“What you really need to get,” Chris said, “is some counseling, so that they can all move and you can be OK with whatever that means.” During this period, every tussle between us started this way. Chris was fed up, which made him slip on his Dad-as-Scrooge hat, while I was forced into the defensive crouch of protecting my young.
“What if it means Dan ends up homeless?”
Chris said, “You know that isn’t what I want.”
“But you could be”—I made air quotes—“ ‘OK with that’?”
The battle was on, each of us digging deep for insults, me insisting that Chris couldn’t love “the old kids” because they had come from my first marriage, him hurling back the truth that I was doing laundry for 11, plus working two jobs, and the power bill was higher by half.
The next day, we were both abashed. But I agreed that I should be the one to write down the “exit strategy” goals.
Before I could, we went to a matinee performance of Next to Normal, a musical in which Marty played two roles—to luminous effect. The same night, as I went to look for the guys with my list, I overheard them upstairs telling the youngest three a story. I lingered outside the door. “When we were little like you, before Mom married Dad, she had no money,” Rob was saying.
“We don’t have much now!” Atticus pointed out. Even he knew that Chris and I had been wiped out years earlier by an investment theft.
“Well,” Rob went on, “every Friday night we would go to the diner for hot dogs and fries, and then Mom would take us on moon walks. One night, we walked around the outside of the zoo in the dark and tried to guess which animals were making which sounds...”
“We go for walks in the dark sometimes!” Marta, eight, said. Still beaming from our description of Marty’s theater performance, Atticus said, “Marty, why don’t you get famous and buy Mom a big, big house like we used to have?”
Quietly, Marty said, “That’s the plan, buddy.”
With my own plan in hand, I crept back downstairs. That night, I read all those printouts again, then took my own moon walk. When I was a child, my parents and grandparents shared a house that neither couple could have afforded on their own. I remember it as the safest of havens. Of course I was providing a refuge for my kids. Worse things could happen in the world.

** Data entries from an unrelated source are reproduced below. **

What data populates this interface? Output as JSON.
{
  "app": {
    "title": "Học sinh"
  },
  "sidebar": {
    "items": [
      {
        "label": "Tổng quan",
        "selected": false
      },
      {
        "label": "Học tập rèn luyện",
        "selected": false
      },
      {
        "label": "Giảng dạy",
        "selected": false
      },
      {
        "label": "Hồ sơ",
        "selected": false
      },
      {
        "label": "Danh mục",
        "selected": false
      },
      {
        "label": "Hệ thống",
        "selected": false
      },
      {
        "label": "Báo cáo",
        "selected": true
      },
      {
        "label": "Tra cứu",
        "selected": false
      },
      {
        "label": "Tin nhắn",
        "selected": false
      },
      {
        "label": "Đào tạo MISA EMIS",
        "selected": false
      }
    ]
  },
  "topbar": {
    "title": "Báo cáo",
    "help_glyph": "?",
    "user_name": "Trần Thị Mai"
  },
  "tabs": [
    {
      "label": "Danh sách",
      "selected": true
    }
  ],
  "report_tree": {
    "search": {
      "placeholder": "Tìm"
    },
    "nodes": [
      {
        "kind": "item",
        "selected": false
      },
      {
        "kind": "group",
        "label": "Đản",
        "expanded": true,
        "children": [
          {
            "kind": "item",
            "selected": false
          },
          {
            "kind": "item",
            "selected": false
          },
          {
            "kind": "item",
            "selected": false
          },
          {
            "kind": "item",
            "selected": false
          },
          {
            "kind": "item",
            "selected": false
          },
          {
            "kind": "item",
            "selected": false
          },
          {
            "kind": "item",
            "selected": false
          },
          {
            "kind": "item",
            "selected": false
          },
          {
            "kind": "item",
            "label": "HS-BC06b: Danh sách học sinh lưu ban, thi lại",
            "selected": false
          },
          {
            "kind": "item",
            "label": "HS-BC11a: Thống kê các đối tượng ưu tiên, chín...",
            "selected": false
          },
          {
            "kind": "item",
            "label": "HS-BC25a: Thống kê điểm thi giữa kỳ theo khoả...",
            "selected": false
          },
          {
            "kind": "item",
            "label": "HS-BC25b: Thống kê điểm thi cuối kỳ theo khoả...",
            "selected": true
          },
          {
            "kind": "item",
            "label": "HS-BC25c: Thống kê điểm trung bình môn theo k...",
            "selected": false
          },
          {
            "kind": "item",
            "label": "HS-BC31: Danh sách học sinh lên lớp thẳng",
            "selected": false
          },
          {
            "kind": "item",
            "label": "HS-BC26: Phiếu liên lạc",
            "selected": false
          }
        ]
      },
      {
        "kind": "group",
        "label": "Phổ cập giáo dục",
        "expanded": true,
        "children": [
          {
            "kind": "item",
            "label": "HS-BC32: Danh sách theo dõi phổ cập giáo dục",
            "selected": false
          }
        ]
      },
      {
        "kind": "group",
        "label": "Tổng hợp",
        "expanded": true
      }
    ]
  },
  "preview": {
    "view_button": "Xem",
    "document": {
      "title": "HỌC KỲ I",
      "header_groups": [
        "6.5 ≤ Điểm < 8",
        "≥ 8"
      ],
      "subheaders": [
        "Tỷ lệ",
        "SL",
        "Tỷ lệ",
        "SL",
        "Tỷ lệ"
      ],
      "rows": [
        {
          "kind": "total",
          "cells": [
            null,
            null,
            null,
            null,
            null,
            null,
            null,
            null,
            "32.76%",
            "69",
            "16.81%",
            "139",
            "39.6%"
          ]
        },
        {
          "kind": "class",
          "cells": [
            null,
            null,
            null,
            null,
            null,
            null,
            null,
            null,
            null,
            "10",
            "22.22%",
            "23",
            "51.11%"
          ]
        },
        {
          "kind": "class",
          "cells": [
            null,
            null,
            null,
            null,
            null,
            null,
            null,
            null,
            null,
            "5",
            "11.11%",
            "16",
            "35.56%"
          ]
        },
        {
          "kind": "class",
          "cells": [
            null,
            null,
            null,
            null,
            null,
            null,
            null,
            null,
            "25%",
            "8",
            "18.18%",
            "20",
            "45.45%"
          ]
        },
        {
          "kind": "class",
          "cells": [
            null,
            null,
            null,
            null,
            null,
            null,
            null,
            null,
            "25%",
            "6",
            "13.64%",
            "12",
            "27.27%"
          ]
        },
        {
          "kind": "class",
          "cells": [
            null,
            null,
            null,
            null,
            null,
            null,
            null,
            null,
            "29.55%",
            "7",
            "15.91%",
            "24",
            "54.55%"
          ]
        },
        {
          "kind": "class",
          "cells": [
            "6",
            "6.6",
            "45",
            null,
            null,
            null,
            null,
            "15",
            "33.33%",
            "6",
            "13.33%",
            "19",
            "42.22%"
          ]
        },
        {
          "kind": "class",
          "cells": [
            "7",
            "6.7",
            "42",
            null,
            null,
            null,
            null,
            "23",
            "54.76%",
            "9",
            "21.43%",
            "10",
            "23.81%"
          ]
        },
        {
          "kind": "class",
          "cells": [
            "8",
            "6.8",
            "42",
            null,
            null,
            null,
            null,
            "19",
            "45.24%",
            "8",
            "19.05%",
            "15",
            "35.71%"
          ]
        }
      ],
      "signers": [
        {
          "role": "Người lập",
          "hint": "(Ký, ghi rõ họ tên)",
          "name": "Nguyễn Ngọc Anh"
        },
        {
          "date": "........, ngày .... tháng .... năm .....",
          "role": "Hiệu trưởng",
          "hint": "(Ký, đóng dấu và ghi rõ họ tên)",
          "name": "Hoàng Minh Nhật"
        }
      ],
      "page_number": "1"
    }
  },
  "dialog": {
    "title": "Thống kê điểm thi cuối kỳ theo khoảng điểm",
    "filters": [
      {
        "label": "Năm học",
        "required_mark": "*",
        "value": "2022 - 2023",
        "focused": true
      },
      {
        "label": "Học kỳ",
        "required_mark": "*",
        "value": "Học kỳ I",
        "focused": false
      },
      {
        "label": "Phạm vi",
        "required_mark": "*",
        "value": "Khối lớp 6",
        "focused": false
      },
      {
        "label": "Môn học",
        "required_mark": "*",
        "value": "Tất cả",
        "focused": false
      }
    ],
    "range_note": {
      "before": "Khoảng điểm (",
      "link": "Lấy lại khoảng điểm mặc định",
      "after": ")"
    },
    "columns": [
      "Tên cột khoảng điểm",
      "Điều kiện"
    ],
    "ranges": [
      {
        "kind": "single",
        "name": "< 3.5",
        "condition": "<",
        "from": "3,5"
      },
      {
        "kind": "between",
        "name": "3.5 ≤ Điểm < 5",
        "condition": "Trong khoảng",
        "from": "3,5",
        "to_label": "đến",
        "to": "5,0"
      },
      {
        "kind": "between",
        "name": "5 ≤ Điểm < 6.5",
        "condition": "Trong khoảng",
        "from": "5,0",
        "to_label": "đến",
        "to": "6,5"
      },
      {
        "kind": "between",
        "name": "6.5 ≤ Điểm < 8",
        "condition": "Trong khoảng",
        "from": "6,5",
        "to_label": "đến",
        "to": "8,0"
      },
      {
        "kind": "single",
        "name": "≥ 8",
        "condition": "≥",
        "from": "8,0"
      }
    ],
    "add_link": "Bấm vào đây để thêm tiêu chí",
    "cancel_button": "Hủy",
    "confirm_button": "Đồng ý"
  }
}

There would be no set of written rules. Written rules are for children, like gold stars for brushing your teeth.
I would ignore the pundits who advised that the last thing we should do was make life too comfortable for the boomerangs. Make them feel that they had washed up here through some failure of character on their part (or ours)? No way. They were welcome to share whatever food and warmth we had. But no more making me yell at them to pick up smelly socks or wet towels. No more covert “just this once” payment of their phone bills. I would commiserate; I struggled with those bills myself. But I would no longer act like a mommy. Adults sharing a common space respect one another’s possessions and privacy. I would quietly, but firmly, expect that.
Most of all, there would be no more pinning them down to an “exit date.” Making them sign such a document would only demean three kids who never planned to have to rely on their parents. Someday I would be an old woman, and I didn’t want these, my eldest ones, -discussing an “exit plan” for me.
When my attitude changed, so did theirs. I spooled back my cross or cautionary words. In return, they dialed down the sarcasm. I treated them like adults. They treated me with enhanced courtesy. A fragile peace descended.
After a couple of months, having saved some money, Rob decided to return to Madison until it was time to go to Japan. Marty will leave for New York right after Christmas.
Dan will probably stay the longest. We actually urged him to stay home for a while—to work hard and to save hard—so that, by the time he leaves, he’ll have a nest egg and smarter spending habits.